Stored data entries:
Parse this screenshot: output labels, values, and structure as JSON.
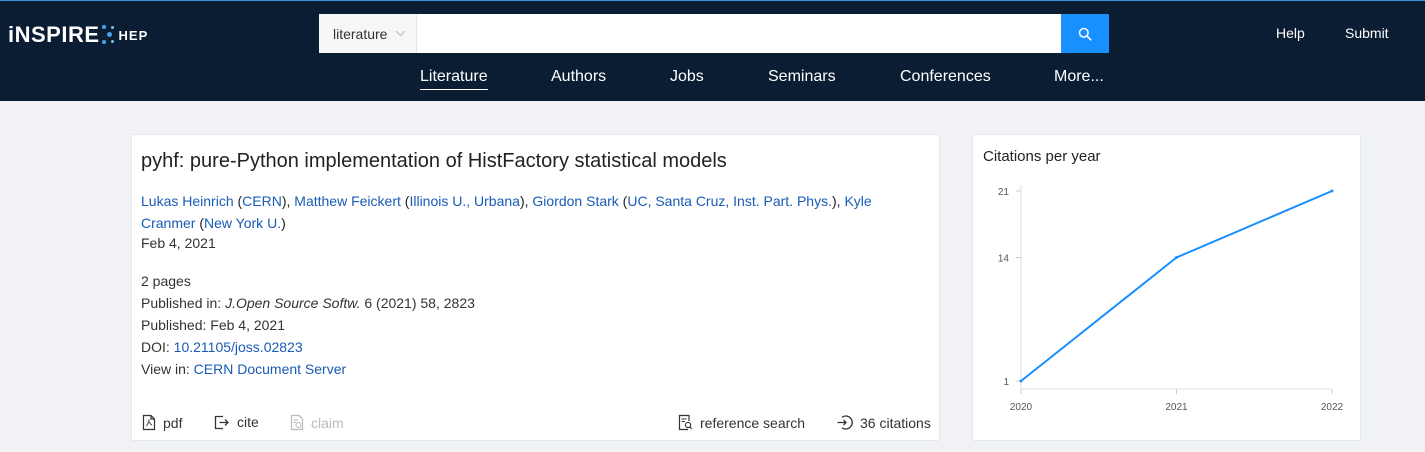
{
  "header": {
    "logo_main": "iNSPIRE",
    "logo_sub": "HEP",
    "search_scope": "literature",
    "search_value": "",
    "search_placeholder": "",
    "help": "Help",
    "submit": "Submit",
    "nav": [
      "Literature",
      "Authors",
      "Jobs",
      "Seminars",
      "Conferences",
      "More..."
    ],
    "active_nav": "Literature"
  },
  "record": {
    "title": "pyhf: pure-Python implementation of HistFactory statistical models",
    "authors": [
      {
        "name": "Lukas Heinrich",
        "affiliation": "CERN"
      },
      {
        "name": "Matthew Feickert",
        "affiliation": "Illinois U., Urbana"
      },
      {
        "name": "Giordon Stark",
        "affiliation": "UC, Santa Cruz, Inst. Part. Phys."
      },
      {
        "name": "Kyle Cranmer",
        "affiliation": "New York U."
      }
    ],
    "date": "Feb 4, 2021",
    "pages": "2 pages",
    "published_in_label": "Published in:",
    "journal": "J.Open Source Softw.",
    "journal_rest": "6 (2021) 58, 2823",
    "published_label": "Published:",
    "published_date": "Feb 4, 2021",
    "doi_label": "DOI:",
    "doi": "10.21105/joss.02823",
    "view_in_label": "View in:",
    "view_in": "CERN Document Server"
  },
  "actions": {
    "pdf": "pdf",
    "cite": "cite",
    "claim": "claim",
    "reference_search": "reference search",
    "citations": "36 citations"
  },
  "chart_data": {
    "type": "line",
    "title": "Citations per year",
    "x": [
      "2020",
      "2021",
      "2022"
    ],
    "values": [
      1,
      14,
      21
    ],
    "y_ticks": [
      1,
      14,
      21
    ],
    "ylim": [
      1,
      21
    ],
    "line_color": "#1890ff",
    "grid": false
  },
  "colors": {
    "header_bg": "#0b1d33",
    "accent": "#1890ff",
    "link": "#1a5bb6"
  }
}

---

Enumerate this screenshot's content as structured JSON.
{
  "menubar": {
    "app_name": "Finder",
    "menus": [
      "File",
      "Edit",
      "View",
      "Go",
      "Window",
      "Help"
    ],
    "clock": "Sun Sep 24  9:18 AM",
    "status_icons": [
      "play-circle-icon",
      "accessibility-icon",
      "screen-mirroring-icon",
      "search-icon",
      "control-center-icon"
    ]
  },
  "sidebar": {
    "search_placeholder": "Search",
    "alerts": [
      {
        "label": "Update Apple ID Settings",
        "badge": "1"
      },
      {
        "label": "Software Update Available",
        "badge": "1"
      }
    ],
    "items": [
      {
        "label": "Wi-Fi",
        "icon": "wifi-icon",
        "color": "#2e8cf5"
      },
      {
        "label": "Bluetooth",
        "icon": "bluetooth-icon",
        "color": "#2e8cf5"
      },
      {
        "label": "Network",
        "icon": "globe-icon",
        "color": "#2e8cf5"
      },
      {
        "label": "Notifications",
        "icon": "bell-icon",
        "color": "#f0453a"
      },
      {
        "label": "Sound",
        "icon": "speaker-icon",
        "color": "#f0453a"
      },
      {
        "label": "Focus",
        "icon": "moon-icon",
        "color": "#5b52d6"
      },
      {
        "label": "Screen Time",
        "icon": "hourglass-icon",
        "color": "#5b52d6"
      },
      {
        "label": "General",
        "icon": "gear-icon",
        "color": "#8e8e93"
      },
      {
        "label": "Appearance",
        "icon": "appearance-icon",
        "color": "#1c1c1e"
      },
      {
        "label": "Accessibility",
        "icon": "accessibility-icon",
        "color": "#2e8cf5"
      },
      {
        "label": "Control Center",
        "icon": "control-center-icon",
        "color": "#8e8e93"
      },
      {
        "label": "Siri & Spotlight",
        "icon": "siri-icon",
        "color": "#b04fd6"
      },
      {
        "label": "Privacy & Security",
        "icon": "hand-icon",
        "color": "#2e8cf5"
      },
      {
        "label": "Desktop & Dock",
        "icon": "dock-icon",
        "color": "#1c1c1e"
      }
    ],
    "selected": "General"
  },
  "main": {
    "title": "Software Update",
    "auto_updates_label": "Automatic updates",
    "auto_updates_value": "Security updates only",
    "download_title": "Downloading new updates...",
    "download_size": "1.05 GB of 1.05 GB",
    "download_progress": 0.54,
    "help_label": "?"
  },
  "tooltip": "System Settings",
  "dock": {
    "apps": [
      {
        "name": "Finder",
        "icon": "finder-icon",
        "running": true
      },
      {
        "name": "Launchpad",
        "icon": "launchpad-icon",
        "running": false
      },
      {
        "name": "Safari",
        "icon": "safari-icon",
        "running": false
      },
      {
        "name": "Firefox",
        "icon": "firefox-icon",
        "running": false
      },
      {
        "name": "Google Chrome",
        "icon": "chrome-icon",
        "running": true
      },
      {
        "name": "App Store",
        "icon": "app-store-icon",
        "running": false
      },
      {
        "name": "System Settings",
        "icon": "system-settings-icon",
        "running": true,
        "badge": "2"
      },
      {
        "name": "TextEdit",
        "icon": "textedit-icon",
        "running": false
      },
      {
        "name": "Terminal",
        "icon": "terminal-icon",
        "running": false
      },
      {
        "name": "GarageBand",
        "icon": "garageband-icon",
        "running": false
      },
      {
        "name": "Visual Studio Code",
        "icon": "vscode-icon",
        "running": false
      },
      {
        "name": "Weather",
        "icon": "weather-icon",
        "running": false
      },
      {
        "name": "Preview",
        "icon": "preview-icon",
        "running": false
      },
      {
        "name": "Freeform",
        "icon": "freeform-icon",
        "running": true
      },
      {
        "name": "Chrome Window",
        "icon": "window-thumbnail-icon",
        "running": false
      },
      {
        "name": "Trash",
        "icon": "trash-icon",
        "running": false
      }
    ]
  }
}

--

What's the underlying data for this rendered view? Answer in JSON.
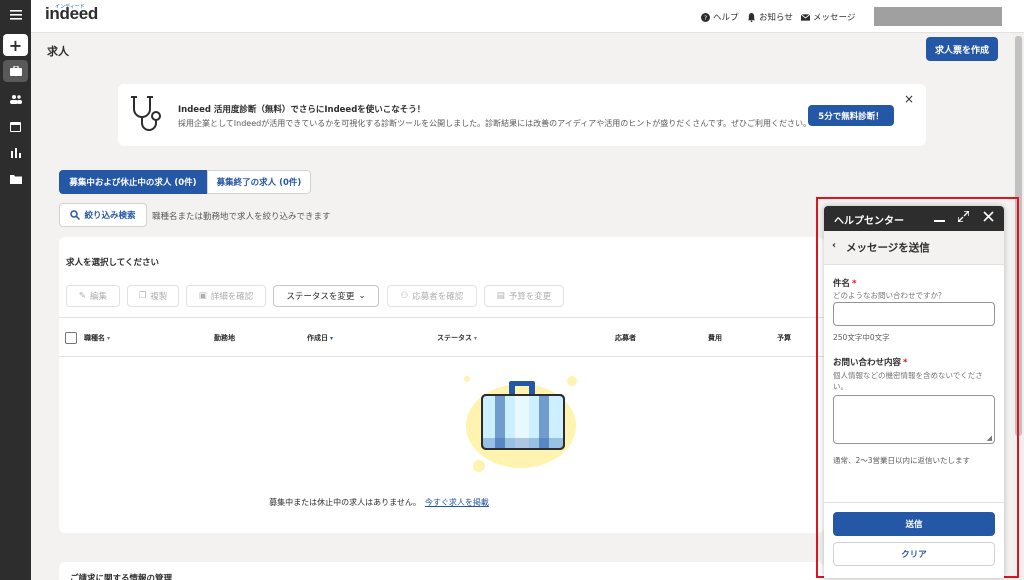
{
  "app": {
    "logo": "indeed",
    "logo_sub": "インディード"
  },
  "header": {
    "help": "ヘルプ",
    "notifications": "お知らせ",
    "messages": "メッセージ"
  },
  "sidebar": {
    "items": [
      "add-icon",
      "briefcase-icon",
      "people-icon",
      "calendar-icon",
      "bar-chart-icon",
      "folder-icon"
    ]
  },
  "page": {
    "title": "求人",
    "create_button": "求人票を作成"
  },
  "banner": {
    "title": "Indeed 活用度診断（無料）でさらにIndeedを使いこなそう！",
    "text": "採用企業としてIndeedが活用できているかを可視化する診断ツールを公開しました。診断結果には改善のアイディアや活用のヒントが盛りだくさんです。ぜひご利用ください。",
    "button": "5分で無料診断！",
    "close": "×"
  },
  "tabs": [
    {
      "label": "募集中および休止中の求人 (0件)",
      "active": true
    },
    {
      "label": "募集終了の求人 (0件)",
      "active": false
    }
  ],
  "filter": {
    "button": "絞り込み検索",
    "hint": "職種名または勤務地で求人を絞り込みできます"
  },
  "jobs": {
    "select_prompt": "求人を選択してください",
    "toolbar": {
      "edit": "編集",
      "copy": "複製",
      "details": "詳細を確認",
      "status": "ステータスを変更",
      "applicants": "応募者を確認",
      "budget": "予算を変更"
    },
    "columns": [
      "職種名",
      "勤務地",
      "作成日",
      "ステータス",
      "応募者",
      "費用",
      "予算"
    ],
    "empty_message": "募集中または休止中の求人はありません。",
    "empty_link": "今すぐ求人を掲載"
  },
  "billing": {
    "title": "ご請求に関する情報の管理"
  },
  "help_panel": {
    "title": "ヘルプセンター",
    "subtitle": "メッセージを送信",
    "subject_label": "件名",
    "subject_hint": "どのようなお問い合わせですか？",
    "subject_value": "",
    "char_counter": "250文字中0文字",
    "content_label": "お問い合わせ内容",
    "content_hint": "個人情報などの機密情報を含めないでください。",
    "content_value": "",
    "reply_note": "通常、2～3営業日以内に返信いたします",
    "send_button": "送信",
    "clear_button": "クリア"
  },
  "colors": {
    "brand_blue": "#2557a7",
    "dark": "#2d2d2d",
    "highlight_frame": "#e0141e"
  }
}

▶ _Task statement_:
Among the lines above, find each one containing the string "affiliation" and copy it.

▶ _The answer_:
        "affiliation": "CERN"
        "affiliation": "Illinois U., Urbana"
        "affiliation": "UC, Santa Cruz, Inst. Part. Phys."
        "affiliation": "New York U."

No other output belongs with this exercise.